In fact, recently, when a reader told me one of my articles “was NOT designed for anyone with ADHD or who might be feeling overwhelmed,” I questioned whether I was qualified to be an ADHD coach and felt like an impostor. Clearly, these thoughts and feelings were not helpful.
And I could have tried to get rid of them. One way would have been attempting to force myself to think positively. Maybe rereading the testimonials of people who said they benefited from my writing would have done the trick. Alternatively, I could have avoided work altogether, and watched TV or gone out to lunch.
Trying to think positively or avoid anything that might trigger uncomfortable thoughts or feelings in an effort to feel better could have worked. For a moment. But it would have taken time and energy away from doing something meaningful. Then I might have felt bad for wasting my time.
Fortunately, there is an alternative. And you can start practicing by learning…
How ADHD Adults Use Diffusion to Lessen the Impact of Painful Thoughts
While you can’t banish painful thoughts, you can learn to live with them so they have less of a hold over you — less influence over your behavior — by learning how to use ACT (Acceptance and Commitment Therapy) techniques. These techniques can help you stop struggling with your thoughts and feelings, stay in the present moment and accept (acknowledge) your feelings, rather than trying to avoid them.
The first step is to remember thoughts are just words, sensations, and images — not reality. When you take them as reality, fuse with them, they can cause you pain. But, if you practice diffusion, you can immediately lessen the hold they have over you.

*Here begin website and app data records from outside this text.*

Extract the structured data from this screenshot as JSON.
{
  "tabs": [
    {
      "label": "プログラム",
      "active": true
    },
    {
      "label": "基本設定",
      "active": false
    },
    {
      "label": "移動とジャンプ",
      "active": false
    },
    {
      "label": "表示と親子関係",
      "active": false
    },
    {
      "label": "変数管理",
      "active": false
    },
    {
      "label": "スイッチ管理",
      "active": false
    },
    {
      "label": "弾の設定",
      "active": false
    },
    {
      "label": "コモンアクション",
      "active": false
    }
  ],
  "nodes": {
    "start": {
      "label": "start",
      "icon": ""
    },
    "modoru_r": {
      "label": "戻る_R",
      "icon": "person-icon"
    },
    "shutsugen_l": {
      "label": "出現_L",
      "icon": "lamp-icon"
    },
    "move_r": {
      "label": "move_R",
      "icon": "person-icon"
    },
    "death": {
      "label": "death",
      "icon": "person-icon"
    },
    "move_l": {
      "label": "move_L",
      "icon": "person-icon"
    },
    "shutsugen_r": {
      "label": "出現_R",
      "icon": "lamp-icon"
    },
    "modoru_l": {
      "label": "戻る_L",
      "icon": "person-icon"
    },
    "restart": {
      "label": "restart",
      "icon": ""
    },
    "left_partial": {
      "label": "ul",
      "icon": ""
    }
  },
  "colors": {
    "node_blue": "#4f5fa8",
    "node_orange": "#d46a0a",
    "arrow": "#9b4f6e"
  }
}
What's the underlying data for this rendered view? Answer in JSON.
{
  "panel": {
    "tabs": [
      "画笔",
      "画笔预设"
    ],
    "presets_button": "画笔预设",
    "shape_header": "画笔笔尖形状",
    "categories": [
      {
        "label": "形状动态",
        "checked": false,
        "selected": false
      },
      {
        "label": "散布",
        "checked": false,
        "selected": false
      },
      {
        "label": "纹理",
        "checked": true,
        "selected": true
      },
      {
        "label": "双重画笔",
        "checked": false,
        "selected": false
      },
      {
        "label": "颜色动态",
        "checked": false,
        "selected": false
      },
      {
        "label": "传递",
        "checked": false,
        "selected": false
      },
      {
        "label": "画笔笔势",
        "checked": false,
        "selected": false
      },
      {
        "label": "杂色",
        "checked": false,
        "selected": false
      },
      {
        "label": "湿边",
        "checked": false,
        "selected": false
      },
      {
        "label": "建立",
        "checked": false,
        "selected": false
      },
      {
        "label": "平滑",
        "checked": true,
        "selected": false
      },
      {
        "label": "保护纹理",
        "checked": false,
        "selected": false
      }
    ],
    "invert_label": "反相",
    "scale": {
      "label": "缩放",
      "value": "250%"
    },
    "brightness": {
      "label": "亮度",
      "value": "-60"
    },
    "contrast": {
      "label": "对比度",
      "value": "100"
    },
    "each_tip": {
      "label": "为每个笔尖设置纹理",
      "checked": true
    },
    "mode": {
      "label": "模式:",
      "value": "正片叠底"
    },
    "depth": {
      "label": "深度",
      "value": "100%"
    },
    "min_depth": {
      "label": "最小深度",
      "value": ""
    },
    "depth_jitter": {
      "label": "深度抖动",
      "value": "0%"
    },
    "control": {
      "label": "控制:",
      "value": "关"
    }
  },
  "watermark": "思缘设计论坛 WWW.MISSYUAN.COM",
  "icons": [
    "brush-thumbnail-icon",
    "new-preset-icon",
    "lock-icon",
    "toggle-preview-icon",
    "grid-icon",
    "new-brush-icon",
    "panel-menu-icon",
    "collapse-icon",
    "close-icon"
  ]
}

For example, you could diffuse the common thought, “I’m a failure,” with one of the following techniques recommended by Harris:
- Tell yourself, “I’m having the thought that I’m a failure.” You could even go further and tell yourself, “I notice I’m having the thought that I’m a failure.”
- Take the thought and sing it to yourself to the tune of “Happy Birthday.”
- Try hearing the thought in a cartoon character voice, like Mickey Mouse.
- Take 10 deep breaths as slowly as possible and notice the sensations as you inhale and exhale.
As you practice, notice how the thought has less of a hook on you.
And remember the goal is not to get rid of the thought. Have you stopped thinking about the pink elephant? 😊Rather the goal is to lessen their impact so you can take effective action — act in alignment with your values.
Working With Negative Thoughts and Treating Your ADHD
The above, adapted from The Happiness Trap by Russ Harris, is just a taste of some of the principles of Acceptance and Commitment Therapy. And diffusion is just one of the ACT techniques you can use to lessen the impact of painful thoughts
I hope this post piqued your curiosity.
And, if you are interested in learning how you can have more time and energy to take affective action toward what matters most to you, regardless of how you feel, check out The Happiness Trap book and website. And start learning how to apply the ACT techniques in your life.